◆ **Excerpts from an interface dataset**
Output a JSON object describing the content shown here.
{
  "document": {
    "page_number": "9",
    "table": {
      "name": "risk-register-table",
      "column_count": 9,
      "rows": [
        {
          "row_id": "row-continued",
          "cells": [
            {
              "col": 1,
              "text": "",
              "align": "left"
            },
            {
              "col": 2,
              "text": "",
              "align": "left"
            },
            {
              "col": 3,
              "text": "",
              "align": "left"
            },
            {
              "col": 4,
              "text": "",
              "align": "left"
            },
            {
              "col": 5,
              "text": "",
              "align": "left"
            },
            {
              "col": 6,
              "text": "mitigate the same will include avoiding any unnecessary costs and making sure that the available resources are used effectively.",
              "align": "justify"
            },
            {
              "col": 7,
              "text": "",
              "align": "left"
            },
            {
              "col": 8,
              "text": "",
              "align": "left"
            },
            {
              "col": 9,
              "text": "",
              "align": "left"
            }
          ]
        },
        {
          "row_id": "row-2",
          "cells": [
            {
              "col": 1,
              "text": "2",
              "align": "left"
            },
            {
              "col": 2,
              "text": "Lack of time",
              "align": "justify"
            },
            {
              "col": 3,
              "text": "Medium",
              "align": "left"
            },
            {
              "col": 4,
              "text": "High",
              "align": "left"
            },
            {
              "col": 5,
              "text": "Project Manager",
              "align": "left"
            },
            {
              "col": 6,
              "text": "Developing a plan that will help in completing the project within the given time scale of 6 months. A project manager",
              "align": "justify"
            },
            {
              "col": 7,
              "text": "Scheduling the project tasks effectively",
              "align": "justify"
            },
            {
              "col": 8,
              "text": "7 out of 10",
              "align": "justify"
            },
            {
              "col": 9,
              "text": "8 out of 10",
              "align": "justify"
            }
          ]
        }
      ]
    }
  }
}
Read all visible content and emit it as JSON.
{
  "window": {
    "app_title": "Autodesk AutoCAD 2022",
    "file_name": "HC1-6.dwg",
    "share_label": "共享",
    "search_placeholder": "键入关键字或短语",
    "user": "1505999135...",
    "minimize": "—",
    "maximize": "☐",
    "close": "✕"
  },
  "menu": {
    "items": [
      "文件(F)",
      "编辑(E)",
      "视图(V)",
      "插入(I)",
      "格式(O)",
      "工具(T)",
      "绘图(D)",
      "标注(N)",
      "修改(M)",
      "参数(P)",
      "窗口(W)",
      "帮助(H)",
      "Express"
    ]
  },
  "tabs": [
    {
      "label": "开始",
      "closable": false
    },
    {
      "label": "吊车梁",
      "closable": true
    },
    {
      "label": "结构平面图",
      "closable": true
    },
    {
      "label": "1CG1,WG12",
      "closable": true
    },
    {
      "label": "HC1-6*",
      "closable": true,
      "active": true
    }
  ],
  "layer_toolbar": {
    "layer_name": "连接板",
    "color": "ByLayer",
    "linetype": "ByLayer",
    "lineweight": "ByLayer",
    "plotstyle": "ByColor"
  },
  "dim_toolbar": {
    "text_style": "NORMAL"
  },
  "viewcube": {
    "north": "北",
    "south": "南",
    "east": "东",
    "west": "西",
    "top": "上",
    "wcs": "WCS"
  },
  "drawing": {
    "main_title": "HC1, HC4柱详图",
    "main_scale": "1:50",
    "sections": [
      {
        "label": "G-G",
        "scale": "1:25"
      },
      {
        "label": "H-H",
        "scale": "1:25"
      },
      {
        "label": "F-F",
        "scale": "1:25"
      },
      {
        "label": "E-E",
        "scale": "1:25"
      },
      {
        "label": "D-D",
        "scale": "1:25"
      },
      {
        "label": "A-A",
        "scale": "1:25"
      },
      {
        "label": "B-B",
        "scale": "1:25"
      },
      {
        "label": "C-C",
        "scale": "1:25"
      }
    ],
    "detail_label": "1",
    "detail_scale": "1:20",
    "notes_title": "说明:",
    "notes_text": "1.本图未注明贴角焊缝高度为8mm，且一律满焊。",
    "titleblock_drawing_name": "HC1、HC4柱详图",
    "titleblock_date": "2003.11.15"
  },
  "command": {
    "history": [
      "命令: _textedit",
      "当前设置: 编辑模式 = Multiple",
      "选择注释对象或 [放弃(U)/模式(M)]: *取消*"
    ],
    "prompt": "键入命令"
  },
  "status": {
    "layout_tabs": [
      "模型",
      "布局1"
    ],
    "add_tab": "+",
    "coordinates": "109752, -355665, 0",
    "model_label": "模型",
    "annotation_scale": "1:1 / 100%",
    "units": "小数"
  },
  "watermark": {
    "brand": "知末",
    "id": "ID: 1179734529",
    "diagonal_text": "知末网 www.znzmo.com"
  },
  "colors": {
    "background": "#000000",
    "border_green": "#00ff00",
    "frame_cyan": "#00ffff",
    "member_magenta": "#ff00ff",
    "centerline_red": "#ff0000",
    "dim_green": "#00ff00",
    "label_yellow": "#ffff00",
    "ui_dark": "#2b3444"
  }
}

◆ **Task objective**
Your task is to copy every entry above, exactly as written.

◆ **Completed task**
Output a JSON object describing the content shown here.
{
  "document": {
    "page_number": "9",
    "table": {
      "name": "risk-register-table",
      "column_count": 9,
      "rows": [
        {
          "row_id": "row-continued",
          "cells": [
            {
              "col": 1,
              "text": "",
              "align": "left"
            },
            {
              "col": 2,
              "text": "",
              "align": "left"
            },
            {
              "col": 3,
              "text": "",
              "align": "left"
            },
            {
              "col": 4,
              "text": "",
              "align": "left"
            },
            {
              "col": 5,
              "text": "",
              "align": "left"
            },
            {
              "col": 6,
              "text": "mitigate the same will include avoiding any unnecessary costs and making sure that the available resources are used effectively.",
              "align": "justify"
            },
            {
              "col": 7,
              "text": "",
              "align": "left"
            },
            {
              "col": 8,
              "text": "",
              "align": "left"
            },
            {
              "col": 9,
              "text": "",
              "align": "left"
            }
          ]
        },
        {
          "row_id": "row-2",
          "cells": [
            {
              "col": 1,
              "text": "2",
              "align": "left"
            },
            {
              "col": 2,
              "text": "Lack of time",
              "align": "justify"
            },
            {
              "col": 3,
              "text": "Medium",
              "align": "left"
            },
            {
              "col": 4,
              "text": "High",
              "align": "left"
            },
            {
              "col": 5,
              "text": "Project Manager",
              "align": "left"
            },
            {
              "col": 6,
              "text": "Developing a plan that will help in completing the project within the given time scale of 6 months. A project manager",
              "align": "justify"
            },
            {
              "col": 7,
              "text": "Scheduling the project tasks effectively",
              "align": "justify"
            },
            {
              "col": 8,
              "text": "7 out of 10",
              "align": "justify"
            },
            {
              "col": 9,
              "text": "8 out of 10",
              "align": "justify"
            }
          ]
        }
      ]
    }
  }
}
Read all visible content and emit it as JSON.
{
  "window": {
    "app_title": "Autodesk AutoCAD 2022",
    "file_name": "HC1-6.dwg",
    "share_label": "共享",
    "search_placeholder": "键入关键字或短语",
    "user": "1505999135...",
    "minimize": "—",
    "maximize": "☐",
    "close": "✕"
  },
  "menu": {
    "items": [
      "文件(F)",
      "编辑(E)",
      "视图(V)",
      "插入(I)",
      "格式(O)",
      "工具(T)",
      "绘图(D)",
      "标注(N)",
      "修改(M)",
      "参数(P)",
      "窗口(W)",
      "帮助(H)",
      "Express"
    ]
  },
  "tabs": [
    {
      "label": "开始",
      "closable": false
    },
    {
      "label": "吊车梁",
      "closable": true
    },
    {
      "label": "结构平面图",
      "closable": true
    },
    {
      "label": "1CG1,WG12",
      "closable": true
    },
    {
      "label": "HC1-6*",
      "closable": true,
      "active": true
    }
  ],
  "layer_toolbar": {
    "layer_name": "连接板",
    "color": "ByLayer",
    "linetype": "ByLayer",
    "lineweight": "ByLayer",
    "plotstyle": "ByColor"
  },
  "dim_toolbar": {
    "text_style": "NORMAL"
  },
  "viewcube": {
    "north": "北",
    "south": "南",
    "east": "东",
    "west": "西",
    "top": "上",
    "wcs": "WCS"
  },
  "drawing": {
    "main_title": "HC1, HC4柱详图",
    "main_scale": "1:50",
    "sections": [
      {
        "label": "G-G",
        "scale": "1:25"
      },
      {
        "label": "H-H",
        "scale": "1:25"
      },
      {
        "label": "F-F",
        "scale": "1:25"
      },
      {
        "label": "E-E",
        "scale": "1:25"
      },
      {
        "label": "D-D",
        "scale": "1:25"
      },
      {
        "label": "A-A",
        "scale": "1:25"
      },
      {
        "label": "B-B",
        "scale": "1:25"
      },
      {
        "label": "C-C",
        "scale": "1:25"
      }
    ],
    "detail_label": "1",
    "detail_scale": "1:20",
    "notes_title": "说明:",
    "notes_text": "1.本图未注明贴角焊缝高度为8mm，且一律满焊。",
    "titleblock_drawing_name": "HC1、HC4柱详图",
    "titleblock_date": "2003.11.15"
  },
  "command": {
    "history": [
      "命令: _textedit",
      "当前设置: 编辑模式 = Multiple",
      "选择注释对象或 [放弃(U)/模式(M)]: *取消*"
    ],
    "prompt": "键入命令"
  },
  "status": {
    "layout_tabs": [
      "模型",
      "布局1"
    ],
    "add_tab": "+",
    "coordinates": "109752, -355665, 0",
    "model_label": "模型",
    "annotation_scale": "1:1 / 100%",
    "units": "小数"
  },
  "watermark": {
    "brand": "知末",
    "id": "ID: 1179734529",
    "diagonal_text": "知末网 www.znzmo.com"
  },
  "colors": {
    "background": "#000000",
    "border_green": "#00ff00",
    "frame_cyan": "#00ffff",
    "member_magenta": "#ff00ff",
    "centerline_red": "#ff0000",
    "dim_green": "#00ff00",
    "label_yellow": "#ffff00",
    "ui_dark": "#2b3444"
  }
}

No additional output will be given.